(Entries supplied Opens)

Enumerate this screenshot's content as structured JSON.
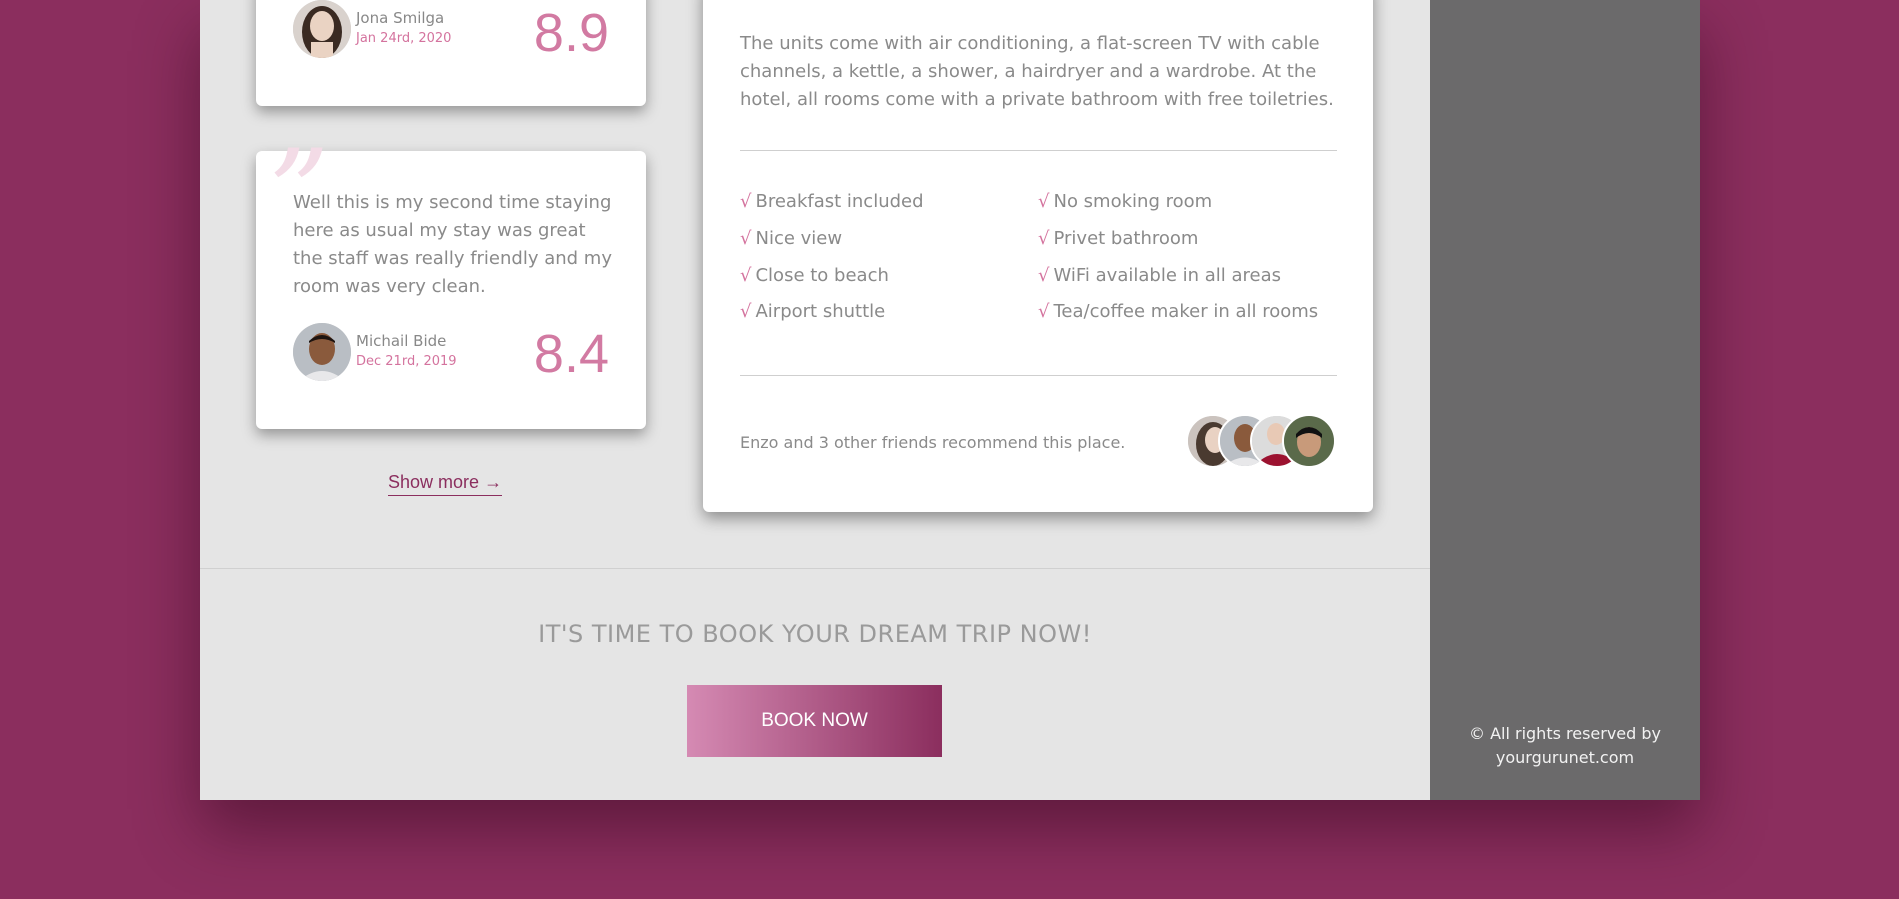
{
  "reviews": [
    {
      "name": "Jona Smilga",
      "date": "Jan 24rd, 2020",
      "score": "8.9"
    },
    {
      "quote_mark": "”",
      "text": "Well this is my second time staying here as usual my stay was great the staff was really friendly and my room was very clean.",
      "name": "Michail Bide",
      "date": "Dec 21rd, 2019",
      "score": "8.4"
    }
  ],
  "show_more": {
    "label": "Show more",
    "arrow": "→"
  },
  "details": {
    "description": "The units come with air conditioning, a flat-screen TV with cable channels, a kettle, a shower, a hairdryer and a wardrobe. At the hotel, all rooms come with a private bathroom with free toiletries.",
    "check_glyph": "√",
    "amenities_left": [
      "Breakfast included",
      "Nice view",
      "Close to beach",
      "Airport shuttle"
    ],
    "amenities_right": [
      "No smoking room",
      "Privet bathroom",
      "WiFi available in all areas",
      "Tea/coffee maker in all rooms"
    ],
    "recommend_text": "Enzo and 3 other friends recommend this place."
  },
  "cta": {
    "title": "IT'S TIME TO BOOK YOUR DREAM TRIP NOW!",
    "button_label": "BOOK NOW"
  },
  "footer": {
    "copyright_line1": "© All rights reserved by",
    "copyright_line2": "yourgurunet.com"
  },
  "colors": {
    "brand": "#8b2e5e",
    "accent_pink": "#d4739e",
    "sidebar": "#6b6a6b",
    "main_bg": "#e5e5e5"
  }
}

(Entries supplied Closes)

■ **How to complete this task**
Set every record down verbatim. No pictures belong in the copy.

■ **Solution below**
Enumerate this screenshot's content as structured JSON.
{
  "reviews": [
    {
      "name": "Jona Smilga",
      "date": "Jan 24rd, 2020",
      "score": "8.9"
    },
    {
      "quote_mark": "”",
      "text": "Well this is my second time staying here as usual my stay was great the staff was really friendly and my room was very clean.",
      "name": "Michail Bide",
      "date": "Dec 21rd, 2019",
      "score": "8.4"
    }
  ],
  "show_more": {
    "label": "Show more",
    "arrow": "→"
  },
  "details": {
    "description": "The units come with air conditioning, a flat-screen TV with cable channels, a kettle, a shower, a hairdryer and a wardrobe. At the hotel, all rooms come with a private bathroom with free toiletries.",
    "check_glyph": "√",
    "amenities_left": [
      "Breakfast included",
      "Nice view",
      "Close to beach",
      "Airport shuttle"
    ],
    "amenities_right": [
      "No smoking room",
      "Privet bathroom",
      "WiFi available in all areas",
      "Tea/coffee maker in all rooms"
    ],
    "recommend_text": "Enzo and 3 other friends recommend this place."
  },
  "cta": {
    "title": "IT'S TIME TO BOOK YOUR DREAM TRIP NOW!",
    "button_label": "BOOK NOW"
  },
  "footer": {
    "copyright_line1": "© All rights reserved by",
    "copyright_line2": "yourgurunet.com"
  },
  "colors": {
    "brand": "#8b2e5e",
    "accent_pink": "#d4739e",
    "sidebar": "#6b6a6b",
    "main_bg": "#e5e5e5"
  }
}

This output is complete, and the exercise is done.